→ Brief
An exact reproduction of the entries is needed. Keep all pictures out of it.

*** Provided entries Section Begins ***

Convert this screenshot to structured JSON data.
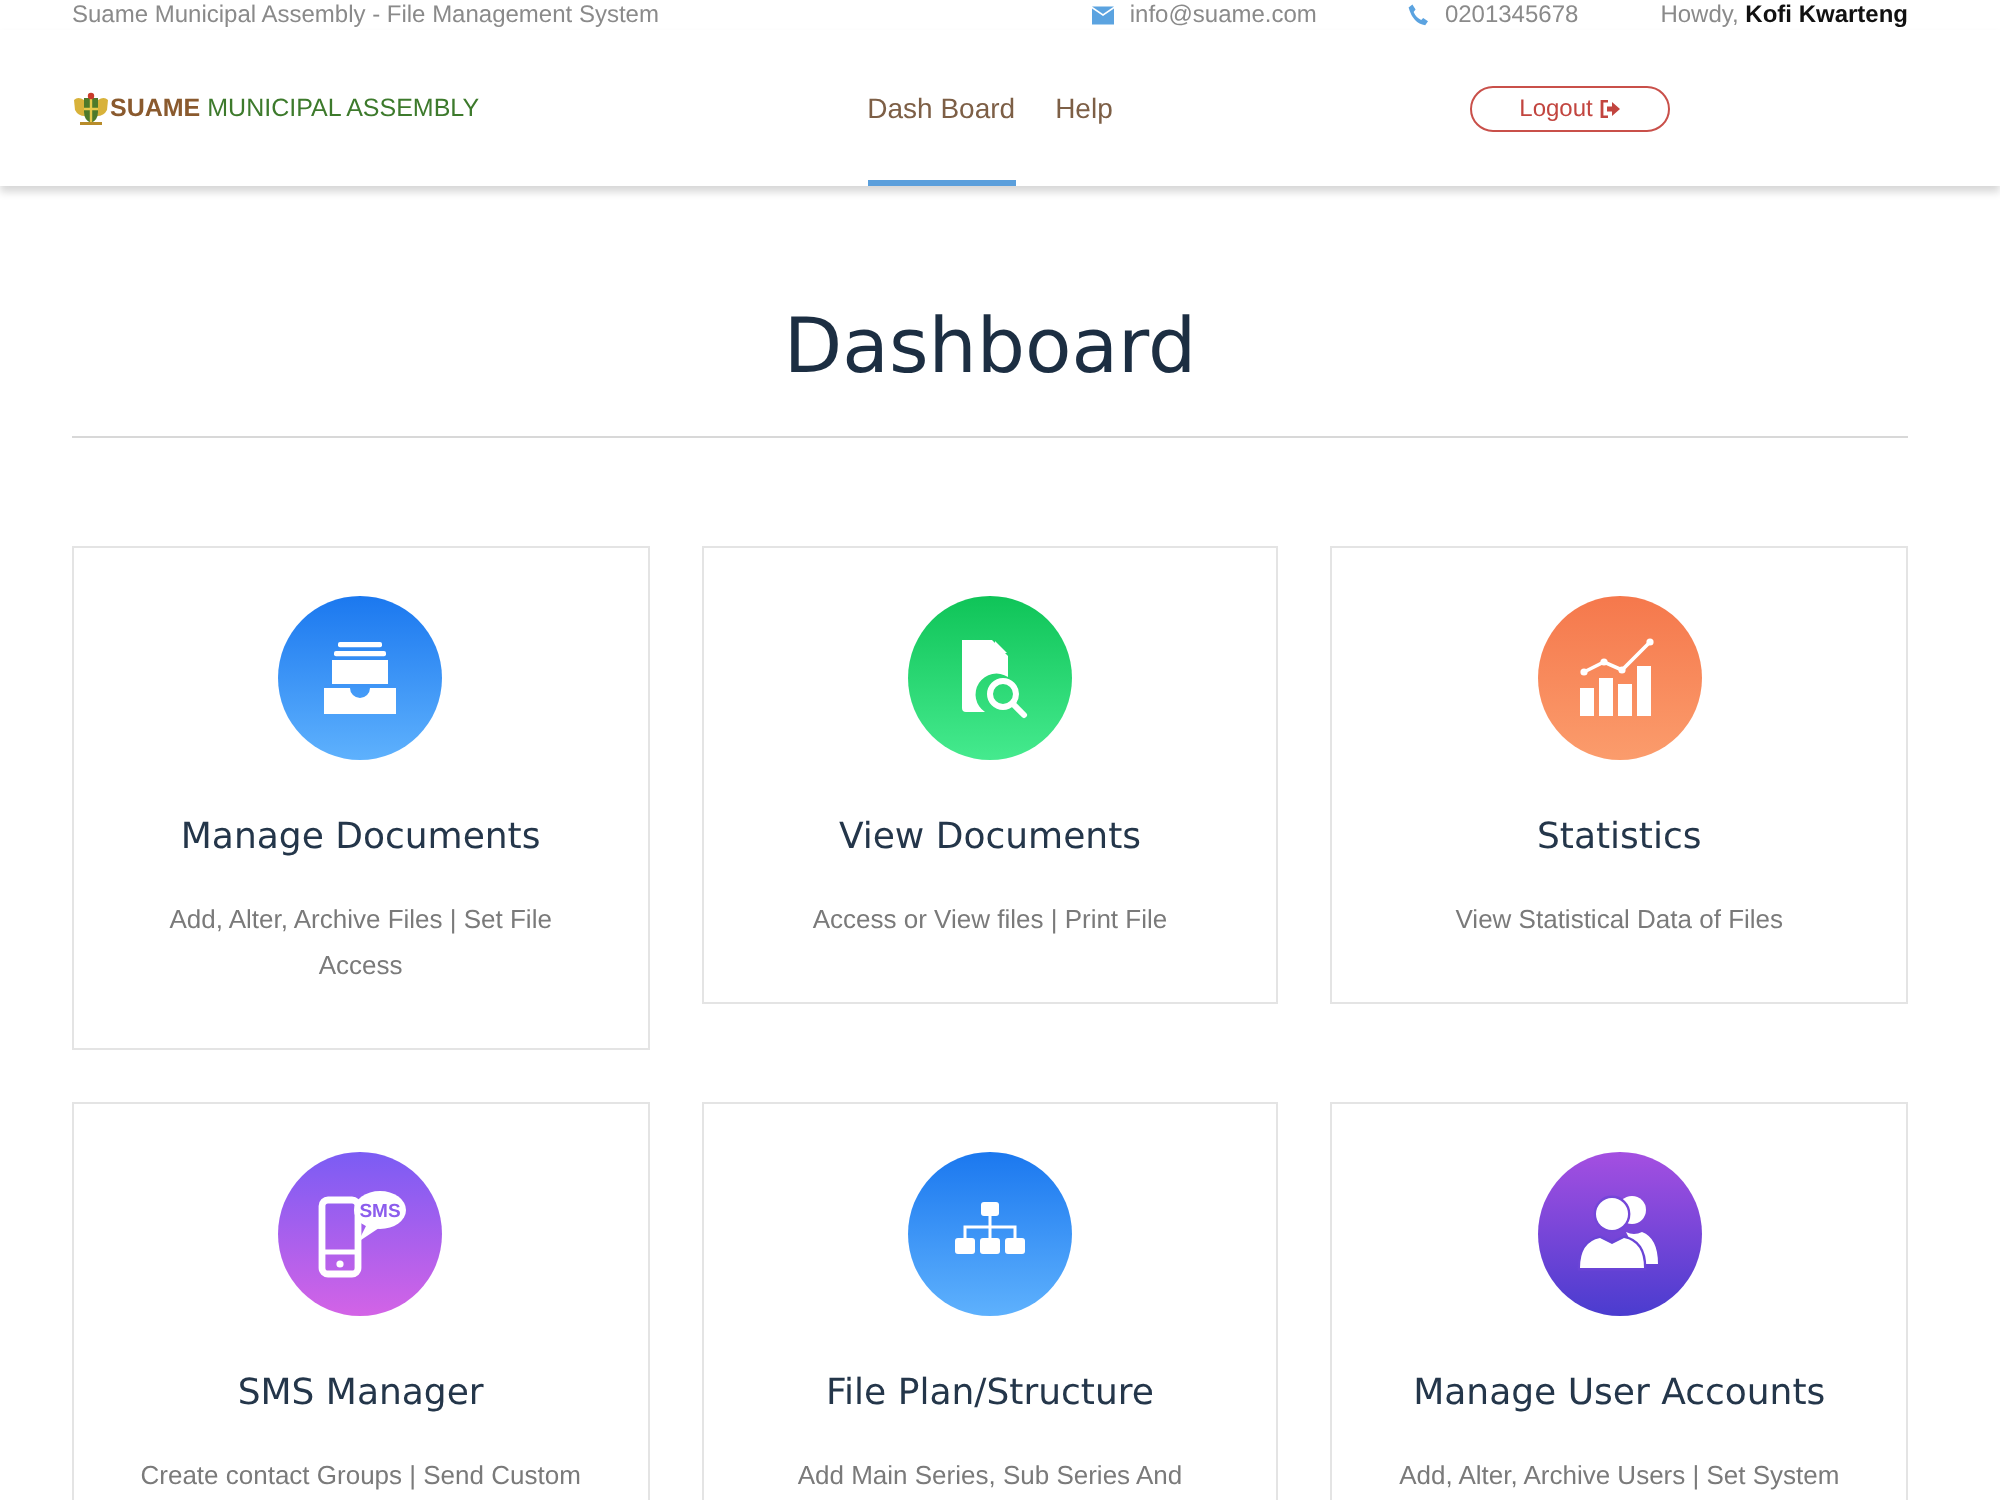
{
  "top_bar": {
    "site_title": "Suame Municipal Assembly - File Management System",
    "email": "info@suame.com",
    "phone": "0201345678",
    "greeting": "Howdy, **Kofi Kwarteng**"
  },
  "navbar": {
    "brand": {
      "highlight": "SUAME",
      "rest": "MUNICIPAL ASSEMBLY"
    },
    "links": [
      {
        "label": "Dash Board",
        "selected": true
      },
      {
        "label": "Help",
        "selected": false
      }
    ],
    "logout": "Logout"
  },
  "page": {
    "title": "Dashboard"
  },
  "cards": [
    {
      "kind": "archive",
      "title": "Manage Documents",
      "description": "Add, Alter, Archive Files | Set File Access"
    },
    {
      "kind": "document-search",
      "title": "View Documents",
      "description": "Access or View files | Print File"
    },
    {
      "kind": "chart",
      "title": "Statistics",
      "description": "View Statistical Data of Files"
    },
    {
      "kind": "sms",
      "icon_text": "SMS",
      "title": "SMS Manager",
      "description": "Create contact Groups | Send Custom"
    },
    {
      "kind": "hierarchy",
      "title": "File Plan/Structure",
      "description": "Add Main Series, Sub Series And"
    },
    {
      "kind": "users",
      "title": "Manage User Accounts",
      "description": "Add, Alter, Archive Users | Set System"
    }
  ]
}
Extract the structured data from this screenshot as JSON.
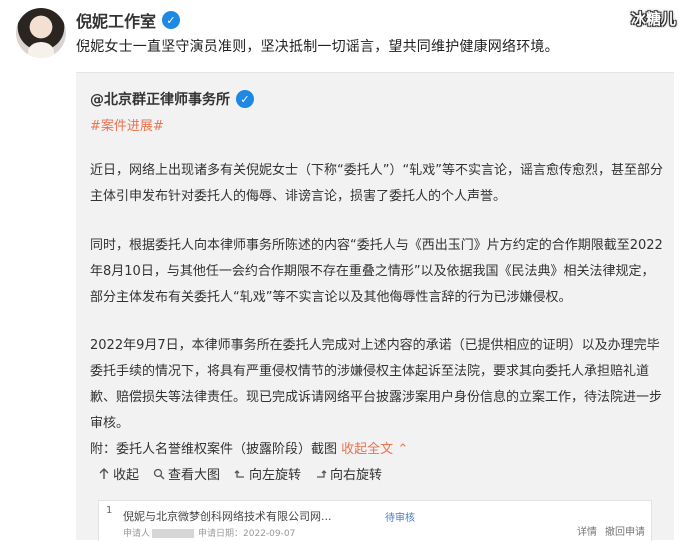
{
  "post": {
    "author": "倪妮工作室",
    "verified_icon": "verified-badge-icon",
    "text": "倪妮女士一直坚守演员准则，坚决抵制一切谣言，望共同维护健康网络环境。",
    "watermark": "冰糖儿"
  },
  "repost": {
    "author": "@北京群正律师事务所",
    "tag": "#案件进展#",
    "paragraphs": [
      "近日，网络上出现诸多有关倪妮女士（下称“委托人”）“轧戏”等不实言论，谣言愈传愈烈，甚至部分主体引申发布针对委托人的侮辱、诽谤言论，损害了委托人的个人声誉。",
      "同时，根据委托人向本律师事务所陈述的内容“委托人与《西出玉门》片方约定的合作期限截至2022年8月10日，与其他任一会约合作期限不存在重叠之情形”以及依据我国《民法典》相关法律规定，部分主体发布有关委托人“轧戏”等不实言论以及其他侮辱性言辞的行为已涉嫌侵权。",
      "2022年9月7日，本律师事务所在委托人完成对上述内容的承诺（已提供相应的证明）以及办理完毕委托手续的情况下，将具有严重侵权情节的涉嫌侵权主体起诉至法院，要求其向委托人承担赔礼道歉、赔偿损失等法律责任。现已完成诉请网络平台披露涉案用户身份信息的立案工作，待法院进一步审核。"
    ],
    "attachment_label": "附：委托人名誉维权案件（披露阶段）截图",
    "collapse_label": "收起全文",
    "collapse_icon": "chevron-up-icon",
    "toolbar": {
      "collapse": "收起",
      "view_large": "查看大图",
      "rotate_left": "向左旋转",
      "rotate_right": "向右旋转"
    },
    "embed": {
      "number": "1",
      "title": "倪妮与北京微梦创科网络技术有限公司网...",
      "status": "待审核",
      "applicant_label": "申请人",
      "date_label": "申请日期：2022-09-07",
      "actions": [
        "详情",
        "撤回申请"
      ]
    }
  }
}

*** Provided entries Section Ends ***

→ Result of the exercise
Convert this screenshot to structured JSON data.
{
  "top_bar": {
    "site_title": "Suame Municipal Assembly - File Management System",
    "email": "info@suame.com",
    "phone": "0201345678",
    "greeting": "Howdy, **Kofi Kwarteng**"
  },
  "navbar": {
    "brand": {
      "highlight": "SUAME",
      "rest": "MUNICIPAL ASSEMBLY"
    },
    "links": [
      {
        "label": "Dash Board",
        "selected": true
      },
      {
        "label": "Help",
        "selected": false
      }
    ],
    "logout": "Logout"
  },
  "page": {
    "title": "Dashboard"
  },
  "cards": [
    {
      "kind": "archive",
      "title": "Manage Documents",
      "description": "Add, Alter, Archive Files | Set File Access"
    },
    {
      "kind": "document-search",
      "title": "View Documents",
      "description": "Access or View files | Print File"
    },
    {
      "kind": "chart",
      "title": "Statistics",
      "description": "View Statistical Data of Files"
    },
    {
      "kind": "sms",
      "icon_text": "SMS",
      "title": "SMS Manager",
      "description": "Create contact Groups | Send Custom"
    },
    {
      "kind": "hierarchy",
      "title": "File Plan/Structure",
      "description": "Add Main Series, Sub Series And"
    },
    {
      "kind": "users",
      "title": "Manage User Accounts",
      "description": "Add, Alter, Archive Users | Set System"
    }
  ]
}
Extract the structured data from this screenshot as JSON.
{
  "post": {
    "author": "倪妮工作室",
    "verified_icon": "verified-badge-icon",
    "text": "倪妮女士一直坚守演员准则，坚决抵制一切谣言，望共同维护健康网络环境。",
    "watermark": "冰糖儿"
  },
  "repost": {
    "author": "@北京群正律师事务所",
    "tag": "#案件进展#",
    "paragraphs": [
      "近日，网络上出现诸多有关倪妮女士（下称“委托人”）“轧戏”等不实言论，谣言愈传愈烈，甚至部分主体引申发布针对委托人的侮辱、诽谤言论，损害了委托人的个人声誉。",
      "同时，根据委托人向本律师事务所陈述的内容“委托人与《西出玉门》片方约定的合作期限截至2022年8月10日，与其他任一会约合作期限不存在重叠之情形”以及依据我国《民法典》相关法律规定，部分主体发布有关委托人“轧戏”等不实言论以及其他侮辱性言辞的行为已涉嫌侵权。",
      "2022年9月7日，本律师事务所在委托人完成对上述内容的承诺（已提供相应的证明）以及办理完毕委托手续的情况下，将具有严重侵权情节的涉嫌侵权主体起诉至法院，要求其向委托人承担赔礼道歉、赔偿损失等法律责任。现已完成诉请网络平台披露涉案用户身份信息的立案工作，待法院进一步审核。"
    ],
    "attachment_label": "附：委托人名誉维权案件（披露阶段）截图",
    "collapse_label": "收起全文",
    "collapse_icon": "chevron-up-icon",
    "toolbar": {
      "collapse": "收起",
      "view_large": "查看大图",
      "rotate_left": "向左旋转",
      "rotate_right": "向右旋转"
    },
    "embed": {
      "number": "1",
      "title": "倪妮与北京微梦创科网络技术有限公司网...",
      "status": "待审核",
      "applicant_label": "申请人",
      "date_label": "申请日期：2022-09-07",
      "actions": [
        "详情",
        "撤回申请"
      ]
    }
  }
}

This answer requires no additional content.